(iv) Measurement of Commercial Properties

[04/03/2012 The following information replaced previous information on measurement of commercial properties]

Commercial properties primarily consist of industrial warehouse, retail and office space. Licensees involved in establishing floor measurements of commercial properties should be aware of the numerous measurement methods available.

Survey records should be available describing the legal lot and the placement of the building situated on the lot. The size (either metric or imperial) of the perimeter of the building is also included in the survey. For a multi-level building, the size should be described for all levels, including below grade. This is sometimes referred to as Construction Area, Gross Building Area or Exterior Gross Area. In general terms, these descriptions reflect the square footage of the building based on perimeter measurements. Review the legal survey notes to determine the treatment of space, such as Balcony, Terrace, Deck, Roof Terrace and Loading Bay areas. Should the legal survey be outdated or unreadable concerning the building measurements, an alternative approach, such as a recent Architectural Design Drawing, Construction Drawings, Working Drawings or Building Plans, can be used so long as the measurements are verified and deemed reliable. Caution must be applied since concept drawings do not necessarily reflect the existing “true built” condition.

In the event the parties agree to a full building spatial audit for the purposes of determining total leasable area, then several other options are available. The Building Owners & Managers Association (BOMA) publishes six Measurement Standards to help a cross section of commercial real estate professionals. As well, the BOMA BC Office or their website, www.boma.bc.ca, can provide resources and publications with information concerning area measurements and calculations, and is recommended by the Council. BOMA Measurement Standards are known for their consistency and also the thoroughness of addressing all forms of space within a building.

When referring to the square footage of the leasable area of the property, it should be disclosed as to the source for this data and how it was determined. Should the method of measurement be absent of any recognized Measurement Standard, refer to the Lease Agreement for any specific description, or guideline, within the Agreement that establishes a procedure to determine the leasable area. If such guidelines exist, carefully consider the wording in declaring the square footage. Using ambiguous terms, such as “Gross Rent” or “Total Net Lease”, etc., can result in confusion due to the wide range of definitions used in the industry.

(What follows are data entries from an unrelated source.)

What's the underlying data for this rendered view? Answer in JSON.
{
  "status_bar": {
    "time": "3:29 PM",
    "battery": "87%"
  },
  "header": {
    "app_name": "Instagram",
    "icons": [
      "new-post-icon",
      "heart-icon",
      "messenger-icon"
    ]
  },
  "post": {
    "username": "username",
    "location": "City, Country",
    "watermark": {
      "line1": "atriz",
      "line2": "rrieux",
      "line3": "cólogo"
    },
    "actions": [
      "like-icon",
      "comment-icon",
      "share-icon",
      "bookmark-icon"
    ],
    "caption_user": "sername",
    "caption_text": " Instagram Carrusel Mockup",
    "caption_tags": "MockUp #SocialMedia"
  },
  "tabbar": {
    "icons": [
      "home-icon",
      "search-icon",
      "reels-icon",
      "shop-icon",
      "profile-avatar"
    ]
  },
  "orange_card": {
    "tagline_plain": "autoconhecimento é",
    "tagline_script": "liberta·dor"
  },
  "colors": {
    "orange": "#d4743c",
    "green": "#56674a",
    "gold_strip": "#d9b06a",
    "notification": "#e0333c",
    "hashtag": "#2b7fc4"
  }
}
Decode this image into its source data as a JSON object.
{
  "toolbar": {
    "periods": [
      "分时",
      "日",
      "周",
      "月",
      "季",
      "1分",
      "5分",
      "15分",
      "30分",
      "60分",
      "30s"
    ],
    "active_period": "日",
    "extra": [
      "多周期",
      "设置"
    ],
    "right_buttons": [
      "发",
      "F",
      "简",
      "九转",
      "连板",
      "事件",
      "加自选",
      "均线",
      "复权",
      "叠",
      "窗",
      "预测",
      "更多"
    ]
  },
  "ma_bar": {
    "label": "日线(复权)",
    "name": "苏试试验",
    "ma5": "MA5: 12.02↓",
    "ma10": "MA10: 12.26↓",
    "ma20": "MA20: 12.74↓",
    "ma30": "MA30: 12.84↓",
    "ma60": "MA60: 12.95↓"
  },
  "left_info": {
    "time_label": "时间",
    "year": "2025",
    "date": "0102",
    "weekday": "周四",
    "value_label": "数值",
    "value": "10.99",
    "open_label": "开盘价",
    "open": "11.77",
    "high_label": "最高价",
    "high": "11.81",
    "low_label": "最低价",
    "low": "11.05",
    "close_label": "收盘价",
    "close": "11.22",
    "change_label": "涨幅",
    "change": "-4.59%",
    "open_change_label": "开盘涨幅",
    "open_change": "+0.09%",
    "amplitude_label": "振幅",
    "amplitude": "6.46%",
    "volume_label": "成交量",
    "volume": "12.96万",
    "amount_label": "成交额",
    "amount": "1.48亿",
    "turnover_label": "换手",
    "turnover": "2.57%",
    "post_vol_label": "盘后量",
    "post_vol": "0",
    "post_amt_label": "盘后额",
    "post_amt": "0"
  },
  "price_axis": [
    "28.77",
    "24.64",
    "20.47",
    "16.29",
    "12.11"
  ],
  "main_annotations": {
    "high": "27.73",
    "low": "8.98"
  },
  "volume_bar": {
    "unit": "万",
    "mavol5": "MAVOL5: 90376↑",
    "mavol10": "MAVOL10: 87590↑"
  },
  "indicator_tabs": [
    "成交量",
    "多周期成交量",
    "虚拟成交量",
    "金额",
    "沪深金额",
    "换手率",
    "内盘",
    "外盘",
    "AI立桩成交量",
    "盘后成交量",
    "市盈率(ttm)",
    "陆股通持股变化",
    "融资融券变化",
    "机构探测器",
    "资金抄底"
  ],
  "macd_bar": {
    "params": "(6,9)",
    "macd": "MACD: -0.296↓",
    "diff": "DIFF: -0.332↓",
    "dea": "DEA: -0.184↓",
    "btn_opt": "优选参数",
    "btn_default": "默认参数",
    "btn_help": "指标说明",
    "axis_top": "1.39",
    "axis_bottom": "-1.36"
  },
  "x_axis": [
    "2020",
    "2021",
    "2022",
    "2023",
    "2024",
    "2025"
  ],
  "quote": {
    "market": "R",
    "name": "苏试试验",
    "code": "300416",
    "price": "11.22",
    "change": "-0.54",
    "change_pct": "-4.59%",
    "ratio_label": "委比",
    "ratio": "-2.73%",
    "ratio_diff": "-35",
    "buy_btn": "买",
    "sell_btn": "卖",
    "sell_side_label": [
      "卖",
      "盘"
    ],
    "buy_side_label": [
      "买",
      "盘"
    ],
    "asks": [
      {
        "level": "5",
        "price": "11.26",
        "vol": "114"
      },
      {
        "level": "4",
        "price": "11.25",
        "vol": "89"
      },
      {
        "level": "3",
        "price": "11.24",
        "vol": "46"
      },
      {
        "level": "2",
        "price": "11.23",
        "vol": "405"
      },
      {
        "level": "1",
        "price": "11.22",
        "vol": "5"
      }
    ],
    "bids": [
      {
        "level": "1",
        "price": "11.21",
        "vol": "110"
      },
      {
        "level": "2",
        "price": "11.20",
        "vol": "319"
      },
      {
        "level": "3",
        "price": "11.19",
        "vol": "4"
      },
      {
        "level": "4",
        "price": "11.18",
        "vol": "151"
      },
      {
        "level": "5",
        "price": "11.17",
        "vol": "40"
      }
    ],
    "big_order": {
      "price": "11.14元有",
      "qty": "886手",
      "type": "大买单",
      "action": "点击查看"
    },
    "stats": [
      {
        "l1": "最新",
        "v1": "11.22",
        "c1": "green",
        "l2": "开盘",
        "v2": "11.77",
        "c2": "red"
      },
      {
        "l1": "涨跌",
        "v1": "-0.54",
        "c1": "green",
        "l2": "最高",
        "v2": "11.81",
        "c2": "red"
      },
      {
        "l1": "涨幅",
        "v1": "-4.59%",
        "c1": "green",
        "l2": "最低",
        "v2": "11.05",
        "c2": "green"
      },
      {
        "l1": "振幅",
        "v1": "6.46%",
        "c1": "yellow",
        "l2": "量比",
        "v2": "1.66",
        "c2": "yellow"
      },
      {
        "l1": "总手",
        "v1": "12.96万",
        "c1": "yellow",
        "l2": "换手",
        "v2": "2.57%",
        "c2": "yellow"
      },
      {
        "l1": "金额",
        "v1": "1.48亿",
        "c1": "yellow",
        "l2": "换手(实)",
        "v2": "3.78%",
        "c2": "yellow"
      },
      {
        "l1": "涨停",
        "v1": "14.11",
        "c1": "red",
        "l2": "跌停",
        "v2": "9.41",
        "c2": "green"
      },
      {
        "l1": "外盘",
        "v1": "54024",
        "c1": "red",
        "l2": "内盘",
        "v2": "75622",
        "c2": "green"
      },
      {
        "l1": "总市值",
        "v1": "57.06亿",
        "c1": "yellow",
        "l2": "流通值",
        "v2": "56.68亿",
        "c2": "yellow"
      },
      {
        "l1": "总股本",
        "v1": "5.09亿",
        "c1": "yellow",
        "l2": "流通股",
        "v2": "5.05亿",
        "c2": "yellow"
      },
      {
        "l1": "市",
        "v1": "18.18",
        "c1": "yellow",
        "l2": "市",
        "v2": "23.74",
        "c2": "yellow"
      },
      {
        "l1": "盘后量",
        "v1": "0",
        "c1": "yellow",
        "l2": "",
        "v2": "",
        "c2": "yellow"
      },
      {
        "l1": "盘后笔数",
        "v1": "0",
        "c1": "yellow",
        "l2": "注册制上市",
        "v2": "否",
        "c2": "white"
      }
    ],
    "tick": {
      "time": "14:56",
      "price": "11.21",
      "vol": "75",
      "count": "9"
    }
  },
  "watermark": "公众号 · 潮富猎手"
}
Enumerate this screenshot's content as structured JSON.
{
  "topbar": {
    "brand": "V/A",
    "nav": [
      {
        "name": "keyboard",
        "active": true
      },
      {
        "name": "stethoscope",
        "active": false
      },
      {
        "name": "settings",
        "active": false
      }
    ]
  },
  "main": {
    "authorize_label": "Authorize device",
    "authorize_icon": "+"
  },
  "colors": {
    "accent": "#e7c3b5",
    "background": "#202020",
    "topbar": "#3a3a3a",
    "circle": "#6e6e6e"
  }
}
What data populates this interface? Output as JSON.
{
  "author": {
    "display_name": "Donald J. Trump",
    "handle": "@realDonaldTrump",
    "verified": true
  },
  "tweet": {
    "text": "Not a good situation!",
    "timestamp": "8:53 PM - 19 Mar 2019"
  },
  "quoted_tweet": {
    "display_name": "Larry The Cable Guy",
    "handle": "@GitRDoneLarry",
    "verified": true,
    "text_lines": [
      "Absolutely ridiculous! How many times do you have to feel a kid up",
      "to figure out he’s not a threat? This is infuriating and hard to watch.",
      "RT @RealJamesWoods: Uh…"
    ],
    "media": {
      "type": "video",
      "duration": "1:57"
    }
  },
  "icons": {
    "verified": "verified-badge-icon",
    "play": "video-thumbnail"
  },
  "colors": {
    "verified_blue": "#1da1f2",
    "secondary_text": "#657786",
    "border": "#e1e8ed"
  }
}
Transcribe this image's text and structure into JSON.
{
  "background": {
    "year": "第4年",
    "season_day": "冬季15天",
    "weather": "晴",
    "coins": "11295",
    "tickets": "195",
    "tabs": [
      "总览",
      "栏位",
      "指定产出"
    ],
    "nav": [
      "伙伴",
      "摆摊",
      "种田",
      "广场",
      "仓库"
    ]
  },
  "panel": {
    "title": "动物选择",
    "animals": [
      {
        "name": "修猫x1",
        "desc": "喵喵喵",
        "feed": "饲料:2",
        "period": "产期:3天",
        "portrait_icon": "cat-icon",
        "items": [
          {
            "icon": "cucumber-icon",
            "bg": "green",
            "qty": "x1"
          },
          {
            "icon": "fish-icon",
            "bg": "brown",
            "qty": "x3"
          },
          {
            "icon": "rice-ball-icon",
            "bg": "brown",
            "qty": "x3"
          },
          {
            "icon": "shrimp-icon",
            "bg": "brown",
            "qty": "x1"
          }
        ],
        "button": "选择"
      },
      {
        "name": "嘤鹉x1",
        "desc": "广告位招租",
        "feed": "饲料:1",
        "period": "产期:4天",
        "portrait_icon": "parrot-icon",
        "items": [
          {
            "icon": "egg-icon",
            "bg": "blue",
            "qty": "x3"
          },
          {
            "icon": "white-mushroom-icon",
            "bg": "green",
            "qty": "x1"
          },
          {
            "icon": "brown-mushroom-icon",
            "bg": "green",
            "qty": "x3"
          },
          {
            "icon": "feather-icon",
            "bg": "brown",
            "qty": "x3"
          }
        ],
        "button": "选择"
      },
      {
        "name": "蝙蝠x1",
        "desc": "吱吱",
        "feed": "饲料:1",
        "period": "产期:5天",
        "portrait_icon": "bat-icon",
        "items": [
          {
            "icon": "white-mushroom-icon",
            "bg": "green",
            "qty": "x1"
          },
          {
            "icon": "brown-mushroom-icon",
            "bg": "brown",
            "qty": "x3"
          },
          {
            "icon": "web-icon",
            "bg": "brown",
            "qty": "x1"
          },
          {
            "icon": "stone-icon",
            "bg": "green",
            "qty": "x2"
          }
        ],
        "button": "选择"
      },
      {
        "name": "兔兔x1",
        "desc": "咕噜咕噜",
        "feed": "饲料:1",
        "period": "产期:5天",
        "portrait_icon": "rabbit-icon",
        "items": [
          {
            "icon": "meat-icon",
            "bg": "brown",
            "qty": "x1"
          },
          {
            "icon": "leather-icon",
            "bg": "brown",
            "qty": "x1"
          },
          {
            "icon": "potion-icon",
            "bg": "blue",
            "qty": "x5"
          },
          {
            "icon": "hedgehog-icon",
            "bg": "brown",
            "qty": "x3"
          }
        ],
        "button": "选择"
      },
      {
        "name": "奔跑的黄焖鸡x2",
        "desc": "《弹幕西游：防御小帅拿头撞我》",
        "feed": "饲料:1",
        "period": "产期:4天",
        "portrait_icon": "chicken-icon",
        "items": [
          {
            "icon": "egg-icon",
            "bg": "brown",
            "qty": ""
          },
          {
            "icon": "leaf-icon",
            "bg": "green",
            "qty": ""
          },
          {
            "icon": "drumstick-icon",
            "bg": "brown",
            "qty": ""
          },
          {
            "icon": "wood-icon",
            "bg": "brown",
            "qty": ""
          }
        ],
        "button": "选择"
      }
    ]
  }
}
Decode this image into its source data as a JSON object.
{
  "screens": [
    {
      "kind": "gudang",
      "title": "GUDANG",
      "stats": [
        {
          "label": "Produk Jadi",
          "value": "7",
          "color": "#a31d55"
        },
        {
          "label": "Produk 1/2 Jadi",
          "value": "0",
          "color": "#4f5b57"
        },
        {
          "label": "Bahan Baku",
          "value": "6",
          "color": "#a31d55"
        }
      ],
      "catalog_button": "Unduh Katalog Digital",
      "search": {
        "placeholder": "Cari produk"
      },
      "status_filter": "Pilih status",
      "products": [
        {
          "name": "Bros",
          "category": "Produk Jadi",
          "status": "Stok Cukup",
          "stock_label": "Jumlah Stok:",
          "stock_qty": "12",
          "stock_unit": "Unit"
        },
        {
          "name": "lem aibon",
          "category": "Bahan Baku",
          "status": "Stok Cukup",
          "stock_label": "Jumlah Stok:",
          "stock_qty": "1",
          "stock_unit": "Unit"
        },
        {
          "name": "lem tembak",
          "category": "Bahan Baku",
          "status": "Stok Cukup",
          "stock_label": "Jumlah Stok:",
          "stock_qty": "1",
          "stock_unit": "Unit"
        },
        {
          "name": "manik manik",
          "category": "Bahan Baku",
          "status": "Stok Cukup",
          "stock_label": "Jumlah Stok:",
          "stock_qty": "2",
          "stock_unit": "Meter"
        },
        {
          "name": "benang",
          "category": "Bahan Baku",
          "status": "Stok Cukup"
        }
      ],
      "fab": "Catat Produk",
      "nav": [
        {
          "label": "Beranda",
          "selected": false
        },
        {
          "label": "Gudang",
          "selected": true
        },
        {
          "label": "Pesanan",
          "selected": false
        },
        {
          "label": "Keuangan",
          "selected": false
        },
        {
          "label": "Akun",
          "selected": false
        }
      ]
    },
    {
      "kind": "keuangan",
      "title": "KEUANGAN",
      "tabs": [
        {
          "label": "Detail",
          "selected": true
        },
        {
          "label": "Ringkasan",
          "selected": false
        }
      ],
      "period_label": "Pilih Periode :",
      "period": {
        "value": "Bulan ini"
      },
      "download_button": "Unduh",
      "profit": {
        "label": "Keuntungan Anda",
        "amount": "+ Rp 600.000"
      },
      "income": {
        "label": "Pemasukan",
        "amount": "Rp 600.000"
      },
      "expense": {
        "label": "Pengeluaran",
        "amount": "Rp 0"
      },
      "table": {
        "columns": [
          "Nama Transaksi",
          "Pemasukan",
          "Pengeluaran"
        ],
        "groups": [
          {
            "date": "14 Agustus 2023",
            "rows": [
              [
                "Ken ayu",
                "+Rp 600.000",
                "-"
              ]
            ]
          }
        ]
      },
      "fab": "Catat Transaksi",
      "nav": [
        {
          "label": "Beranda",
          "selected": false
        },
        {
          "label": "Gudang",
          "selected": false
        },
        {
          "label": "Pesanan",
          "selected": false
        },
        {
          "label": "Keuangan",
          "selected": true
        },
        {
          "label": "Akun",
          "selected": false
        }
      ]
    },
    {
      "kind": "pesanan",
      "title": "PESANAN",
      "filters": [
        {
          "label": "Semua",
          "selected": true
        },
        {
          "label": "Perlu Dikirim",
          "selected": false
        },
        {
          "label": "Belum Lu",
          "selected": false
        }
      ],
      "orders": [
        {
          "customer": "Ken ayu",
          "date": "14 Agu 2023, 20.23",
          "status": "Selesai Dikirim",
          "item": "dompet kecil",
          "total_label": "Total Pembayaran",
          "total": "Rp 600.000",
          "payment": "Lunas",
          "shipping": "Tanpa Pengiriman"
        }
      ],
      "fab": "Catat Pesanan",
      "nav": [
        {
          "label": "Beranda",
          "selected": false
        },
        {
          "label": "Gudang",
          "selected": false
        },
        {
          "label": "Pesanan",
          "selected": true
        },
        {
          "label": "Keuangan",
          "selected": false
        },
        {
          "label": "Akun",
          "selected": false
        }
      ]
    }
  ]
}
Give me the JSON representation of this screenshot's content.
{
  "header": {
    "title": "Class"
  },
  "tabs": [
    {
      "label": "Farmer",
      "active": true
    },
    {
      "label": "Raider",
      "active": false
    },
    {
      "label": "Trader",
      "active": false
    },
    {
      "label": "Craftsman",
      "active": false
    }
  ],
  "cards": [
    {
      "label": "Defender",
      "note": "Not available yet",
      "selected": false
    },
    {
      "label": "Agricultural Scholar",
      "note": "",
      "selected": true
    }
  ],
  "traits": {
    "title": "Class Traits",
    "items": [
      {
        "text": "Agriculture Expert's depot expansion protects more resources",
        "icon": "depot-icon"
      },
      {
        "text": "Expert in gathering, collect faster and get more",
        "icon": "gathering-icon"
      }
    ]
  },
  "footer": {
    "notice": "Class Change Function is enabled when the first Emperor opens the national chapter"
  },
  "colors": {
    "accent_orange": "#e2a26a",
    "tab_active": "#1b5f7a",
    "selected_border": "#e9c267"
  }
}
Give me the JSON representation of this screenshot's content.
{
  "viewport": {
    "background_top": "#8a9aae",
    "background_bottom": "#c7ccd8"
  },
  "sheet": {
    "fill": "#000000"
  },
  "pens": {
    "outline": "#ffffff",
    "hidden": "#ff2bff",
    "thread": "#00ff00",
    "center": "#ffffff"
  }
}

The Common Areas described in the Lease Agreement may be classified into two distinct forms; one for the share of common areas referencing all areas within the building itself, and the other concerns the Common Area amenities related to exterior space, such as landscaping, parking, waste containers, etc. Common Areas outside of the building area are rarely incorporated into the Leasable Area and are typically addressed to clarify other maintenance and tax expenses. The current rent roll should be examined and may reveal the square footage that the current rent rate is based upon. The rent roll typically describes the square footage and rent rates for each of the tenanted areas. It may also include detailed adjustment factors for the pro-rated share of common areas.

Due to the complexities in preparing the disclosure of reliable leasable space for commercial properties, the Council recommends a Registered Land Surveyor or a Professional Measurement Service with proven knowledge, experience and expertise in this area to provide assistance when necessary.